As scared and infuriated as he was by Professor Xavier’s actions, Oz understood what he was trying to do. That had been the first time that he was aware of actually being a werewolf. The mutant had psychically united Oz’s mind with that of the wolf.
He knew that he should be grateful for the breakthrough and he probably would be when the last of his anger faded away. As he sat on the edge of the bed and nudged the bag with his foot, he also knew that he would find nothing else here among Xavier’s mutants.
Never having been one for long goodbyes, he stuffed his belongings in his bag. With one last look, he left the room that they had so kindly lent him and headed for the mansion’s front door.

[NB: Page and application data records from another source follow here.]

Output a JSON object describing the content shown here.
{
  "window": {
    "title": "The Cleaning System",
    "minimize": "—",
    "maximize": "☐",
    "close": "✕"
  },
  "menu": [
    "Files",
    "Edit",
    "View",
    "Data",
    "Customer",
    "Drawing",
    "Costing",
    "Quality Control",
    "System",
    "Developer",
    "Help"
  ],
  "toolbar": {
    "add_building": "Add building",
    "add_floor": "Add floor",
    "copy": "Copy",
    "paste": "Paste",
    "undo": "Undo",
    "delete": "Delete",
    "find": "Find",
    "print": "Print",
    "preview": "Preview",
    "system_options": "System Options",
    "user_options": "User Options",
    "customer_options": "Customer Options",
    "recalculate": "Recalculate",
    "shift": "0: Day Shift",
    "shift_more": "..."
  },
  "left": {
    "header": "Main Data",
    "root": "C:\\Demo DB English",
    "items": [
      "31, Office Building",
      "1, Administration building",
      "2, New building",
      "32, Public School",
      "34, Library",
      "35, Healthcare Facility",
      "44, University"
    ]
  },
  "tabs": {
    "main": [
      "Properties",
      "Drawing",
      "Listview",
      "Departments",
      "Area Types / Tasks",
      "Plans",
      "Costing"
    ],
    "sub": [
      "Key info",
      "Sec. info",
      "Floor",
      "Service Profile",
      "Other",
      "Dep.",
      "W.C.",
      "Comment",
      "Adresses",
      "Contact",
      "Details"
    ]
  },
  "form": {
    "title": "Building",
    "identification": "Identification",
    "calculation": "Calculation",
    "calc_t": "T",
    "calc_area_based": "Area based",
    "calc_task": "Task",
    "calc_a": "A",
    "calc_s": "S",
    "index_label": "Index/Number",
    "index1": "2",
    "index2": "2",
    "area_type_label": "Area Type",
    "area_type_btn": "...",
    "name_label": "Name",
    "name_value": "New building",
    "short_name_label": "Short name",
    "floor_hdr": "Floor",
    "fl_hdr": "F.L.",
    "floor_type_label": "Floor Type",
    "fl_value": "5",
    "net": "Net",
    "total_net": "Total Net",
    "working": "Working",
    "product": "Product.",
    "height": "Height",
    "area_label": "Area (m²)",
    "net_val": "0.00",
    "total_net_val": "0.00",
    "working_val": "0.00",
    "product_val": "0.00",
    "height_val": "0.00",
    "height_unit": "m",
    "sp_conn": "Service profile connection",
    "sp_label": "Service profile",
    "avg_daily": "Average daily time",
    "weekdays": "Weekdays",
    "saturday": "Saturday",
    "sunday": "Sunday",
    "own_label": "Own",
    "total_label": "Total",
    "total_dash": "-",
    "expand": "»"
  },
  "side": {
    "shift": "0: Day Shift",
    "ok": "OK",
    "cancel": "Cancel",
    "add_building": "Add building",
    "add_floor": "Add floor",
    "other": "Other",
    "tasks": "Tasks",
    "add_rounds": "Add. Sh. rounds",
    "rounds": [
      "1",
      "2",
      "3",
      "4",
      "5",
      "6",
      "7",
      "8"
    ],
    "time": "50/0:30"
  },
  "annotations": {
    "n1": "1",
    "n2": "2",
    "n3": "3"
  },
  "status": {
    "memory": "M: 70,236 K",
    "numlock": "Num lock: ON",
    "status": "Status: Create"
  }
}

The full moon behind him, he had four weeks to travel unhindered.
It should not have been a surprise that Xavier, Storm, Scott, Dr. Grey, and the girl Rogue were waiting for him in the foyer. Storm smiled gently. “Leaving without saying goodbye?”
He shrugged. “That kind of stuff, not really my style.”
Rogue ran to hug him, tightly but carefully. Then she smiled at him and disappeared into the living room.
Oz was able to keep the sentimentality to a minimum. He thanked the Professor, who smiled wisely and nodded. Scott shook his hand silently, clearly just glad that Oz was leaving.
At last, his found himself in front of Dr. Grey. As usual, she made him think of Willow and the familiar look of pain lit up her tired eyes. Finally he said, “You look like her.”
She smiled wanly. “I know. Get yourself back to her someday.”
He nodded. Dr. Grey handed him a slip of paper. “It’s the address of a geneticist in Mexico. He’s known for theorizing on mysticism and science. He may be able to help you.”
Storm handed him his bag and kissed his cheek. “Goodbye.”
With a final wave to the mutants that Xavier had called the “X-Men,” Oz opened the mansion’s door and climbed into his van. He turned the key, felt the engine shudder to life, and pulled out onto the forest road.
Step one on his road back to Sunnydale was done. In his pocket, he could feel the slip of paper that Dr. Grey had given him. Time for Step Two.